Mutation[edit]

Irish mutation
Radical Lenition Eclipsis
madadh mhadadh not applicable
Note: Some of these forms may be hypothetical. Not every
possible mutated form of every word actually occurs.

Further reading[edit]

  • "mada" in Foclóir Gaeilge-Béarla, An Gúm, 1977, by Niall Ó Dónaill.
  • matad” in Dictionary of the Irish Language, Royal Irish Academy, 1913–76.

Scottish Gaelic[edit]

Alternative forms[edit]

Etymology[edit]

From Old Irish matad (common dog, cur).

Noun[edit]

madadh m (genitive singular madaidh, plural madaidhean)

  1. dog, fox, wolf
  2. cock of a gun-lock (the part in which the flint used to be fixed)
  3. butt-end of a gun
  4. the large mussel, like the bait-mussel and as large as the mùsgan

Usage notes[edit]

  • The word may refer to various canids; however, the usual term for dog is , and derived compound nouns are usually used for the other species.

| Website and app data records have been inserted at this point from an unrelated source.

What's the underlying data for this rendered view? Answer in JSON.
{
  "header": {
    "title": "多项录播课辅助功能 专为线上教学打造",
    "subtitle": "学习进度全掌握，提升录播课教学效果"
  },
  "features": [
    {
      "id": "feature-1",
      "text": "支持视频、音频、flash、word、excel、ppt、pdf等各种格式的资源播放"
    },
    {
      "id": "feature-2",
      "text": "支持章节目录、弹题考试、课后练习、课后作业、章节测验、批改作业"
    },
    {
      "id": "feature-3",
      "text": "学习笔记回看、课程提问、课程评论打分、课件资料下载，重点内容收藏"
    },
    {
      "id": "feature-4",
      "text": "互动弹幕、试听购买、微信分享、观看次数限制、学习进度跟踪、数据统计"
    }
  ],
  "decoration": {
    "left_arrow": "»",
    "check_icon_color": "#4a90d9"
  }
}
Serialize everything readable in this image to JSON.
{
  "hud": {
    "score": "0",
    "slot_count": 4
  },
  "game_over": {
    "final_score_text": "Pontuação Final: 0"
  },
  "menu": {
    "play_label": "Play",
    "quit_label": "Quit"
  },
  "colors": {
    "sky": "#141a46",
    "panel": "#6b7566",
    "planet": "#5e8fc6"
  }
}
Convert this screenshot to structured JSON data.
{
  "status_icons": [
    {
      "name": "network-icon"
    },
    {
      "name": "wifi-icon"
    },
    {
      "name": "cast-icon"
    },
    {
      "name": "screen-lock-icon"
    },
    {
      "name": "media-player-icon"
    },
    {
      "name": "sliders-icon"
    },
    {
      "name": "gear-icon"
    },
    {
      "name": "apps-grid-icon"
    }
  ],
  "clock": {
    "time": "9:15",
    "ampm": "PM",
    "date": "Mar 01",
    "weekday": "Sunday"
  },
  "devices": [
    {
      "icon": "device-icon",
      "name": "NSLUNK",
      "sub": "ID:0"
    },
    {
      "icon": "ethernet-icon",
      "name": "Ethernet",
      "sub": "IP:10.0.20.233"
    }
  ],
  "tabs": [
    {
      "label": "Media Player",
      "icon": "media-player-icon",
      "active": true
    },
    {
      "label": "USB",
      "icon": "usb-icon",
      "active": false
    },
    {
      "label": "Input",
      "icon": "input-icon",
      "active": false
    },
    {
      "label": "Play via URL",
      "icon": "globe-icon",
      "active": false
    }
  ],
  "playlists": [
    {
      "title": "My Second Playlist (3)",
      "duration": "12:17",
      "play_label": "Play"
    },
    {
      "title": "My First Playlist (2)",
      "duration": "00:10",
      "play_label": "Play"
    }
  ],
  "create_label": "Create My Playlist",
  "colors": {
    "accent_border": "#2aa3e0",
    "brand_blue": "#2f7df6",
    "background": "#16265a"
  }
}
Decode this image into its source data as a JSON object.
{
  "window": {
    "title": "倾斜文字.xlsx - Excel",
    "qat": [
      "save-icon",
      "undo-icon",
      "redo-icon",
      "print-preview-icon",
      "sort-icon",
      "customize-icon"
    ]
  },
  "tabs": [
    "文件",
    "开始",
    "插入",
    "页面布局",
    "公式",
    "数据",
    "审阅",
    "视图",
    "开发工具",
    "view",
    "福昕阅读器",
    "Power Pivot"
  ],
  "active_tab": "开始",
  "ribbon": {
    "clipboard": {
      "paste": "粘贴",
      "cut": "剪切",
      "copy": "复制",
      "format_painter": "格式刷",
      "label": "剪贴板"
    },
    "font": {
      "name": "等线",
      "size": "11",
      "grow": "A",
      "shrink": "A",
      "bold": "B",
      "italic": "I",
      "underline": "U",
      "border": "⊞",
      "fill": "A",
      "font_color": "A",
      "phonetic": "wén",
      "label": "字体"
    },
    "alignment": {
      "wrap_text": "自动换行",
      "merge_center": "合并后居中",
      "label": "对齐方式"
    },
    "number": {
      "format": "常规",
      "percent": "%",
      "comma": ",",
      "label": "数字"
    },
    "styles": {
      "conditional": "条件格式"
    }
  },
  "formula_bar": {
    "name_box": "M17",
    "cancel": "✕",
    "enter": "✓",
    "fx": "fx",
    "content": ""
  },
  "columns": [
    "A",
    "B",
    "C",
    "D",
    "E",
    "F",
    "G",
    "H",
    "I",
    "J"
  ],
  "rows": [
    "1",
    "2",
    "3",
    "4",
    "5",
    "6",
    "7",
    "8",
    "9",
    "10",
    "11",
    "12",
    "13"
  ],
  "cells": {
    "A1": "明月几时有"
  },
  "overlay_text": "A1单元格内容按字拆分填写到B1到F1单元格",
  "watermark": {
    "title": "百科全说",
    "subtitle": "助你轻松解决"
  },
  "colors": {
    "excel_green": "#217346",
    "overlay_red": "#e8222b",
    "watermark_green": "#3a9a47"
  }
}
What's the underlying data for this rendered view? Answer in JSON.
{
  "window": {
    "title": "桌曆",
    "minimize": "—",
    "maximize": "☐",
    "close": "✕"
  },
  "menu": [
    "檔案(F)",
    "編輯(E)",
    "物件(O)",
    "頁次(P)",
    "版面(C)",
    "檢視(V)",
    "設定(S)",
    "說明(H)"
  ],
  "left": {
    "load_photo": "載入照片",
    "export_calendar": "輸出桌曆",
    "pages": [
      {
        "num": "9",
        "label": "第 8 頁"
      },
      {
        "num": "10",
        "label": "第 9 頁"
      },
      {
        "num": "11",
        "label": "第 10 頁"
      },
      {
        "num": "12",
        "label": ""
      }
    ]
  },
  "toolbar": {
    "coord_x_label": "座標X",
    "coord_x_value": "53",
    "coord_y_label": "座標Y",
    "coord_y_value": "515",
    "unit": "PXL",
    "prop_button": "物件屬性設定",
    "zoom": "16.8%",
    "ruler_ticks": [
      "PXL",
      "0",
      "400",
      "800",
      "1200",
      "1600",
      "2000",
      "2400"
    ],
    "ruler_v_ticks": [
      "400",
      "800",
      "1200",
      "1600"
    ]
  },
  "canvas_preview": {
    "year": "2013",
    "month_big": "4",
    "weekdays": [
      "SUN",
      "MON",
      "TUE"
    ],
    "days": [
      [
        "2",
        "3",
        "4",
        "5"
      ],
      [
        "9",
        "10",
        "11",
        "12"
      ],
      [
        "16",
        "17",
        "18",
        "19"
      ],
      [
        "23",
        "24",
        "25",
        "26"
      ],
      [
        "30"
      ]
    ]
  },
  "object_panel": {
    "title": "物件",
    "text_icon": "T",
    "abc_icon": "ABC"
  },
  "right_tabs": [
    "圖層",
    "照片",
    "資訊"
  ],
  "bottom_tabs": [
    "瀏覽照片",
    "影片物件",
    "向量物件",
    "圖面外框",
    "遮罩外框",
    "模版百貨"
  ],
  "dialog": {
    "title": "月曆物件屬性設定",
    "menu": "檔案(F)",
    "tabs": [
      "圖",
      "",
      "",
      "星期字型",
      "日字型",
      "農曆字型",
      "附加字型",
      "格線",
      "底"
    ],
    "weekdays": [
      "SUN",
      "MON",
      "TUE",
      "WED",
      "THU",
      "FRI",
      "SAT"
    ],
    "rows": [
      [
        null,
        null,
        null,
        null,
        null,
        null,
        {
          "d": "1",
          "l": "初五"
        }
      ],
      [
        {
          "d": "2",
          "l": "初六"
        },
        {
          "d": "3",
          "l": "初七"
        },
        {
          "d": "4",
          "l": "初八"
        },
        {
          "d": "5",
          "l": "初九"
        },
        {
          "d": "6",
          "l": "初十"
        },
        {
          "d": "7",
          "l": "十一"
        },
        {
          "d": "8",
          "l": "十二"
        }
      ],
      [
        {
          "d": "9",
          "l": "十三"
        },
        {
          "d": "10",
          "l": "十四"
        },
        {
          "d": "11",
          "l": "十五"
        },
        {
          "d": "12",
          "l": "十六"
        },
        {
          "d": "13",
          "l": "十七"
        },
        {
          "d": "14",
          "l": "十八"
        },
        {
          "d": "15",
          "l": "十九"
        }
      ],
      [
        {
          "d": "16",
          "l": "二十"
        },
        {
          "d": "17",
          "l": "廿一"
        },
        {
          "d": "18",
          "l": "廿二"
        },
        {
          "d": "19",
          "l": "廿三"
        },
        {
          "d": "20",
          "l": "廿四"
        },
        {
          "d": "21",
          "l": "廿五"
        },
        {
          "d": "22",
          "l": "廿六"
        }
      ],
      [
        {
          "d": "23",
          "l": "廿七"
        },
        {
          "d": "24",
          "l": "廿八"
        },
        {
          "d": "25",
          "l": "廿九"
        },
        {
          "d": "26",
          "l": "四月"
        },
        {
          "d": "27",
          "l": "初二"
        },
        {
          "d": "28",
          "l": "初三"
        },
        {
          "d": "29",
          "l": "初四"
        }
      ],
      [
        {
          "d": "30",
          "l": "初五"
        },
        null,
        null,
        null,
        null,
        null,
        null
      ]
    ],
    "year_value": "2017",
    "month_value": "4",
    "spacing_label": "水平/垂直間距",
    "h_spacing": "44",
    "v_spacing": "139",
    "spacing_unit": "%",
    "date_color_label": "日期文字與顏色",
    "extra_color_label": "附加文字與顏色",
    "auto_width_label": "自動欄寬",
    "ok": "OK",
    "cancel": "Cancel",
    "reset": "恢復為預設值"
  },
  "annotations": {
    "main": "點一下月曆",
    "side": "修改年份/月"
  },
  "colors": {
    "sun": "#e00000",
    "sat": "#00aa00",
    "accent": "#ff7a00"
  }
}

In Arran, however, madadh is the usual term for a dog, and is seldom heard.

Derived terms[edit]

Mutation[edit]

Scottish Gaelic mutation
Radical Lenition
madadh mhadadh
Note: Some of these forms may be hypothetical. Not every
possible mutated form of every word actually occurs.

Further reading[edit]

  • Faclair Gàidhlig Dwelly Air Loidhne, Dwelly, Edward (1911), Faclair Gàidhlig gu Beurla le Dealbhan/The Illustrated [Scottish] Gaelic-English Dictionary (10th ed.), Edinburgh: Birlinn Limited, →ISBN
  • matad” in Dictionary of the Irish Language, Royal Irish Academy, 1913–76.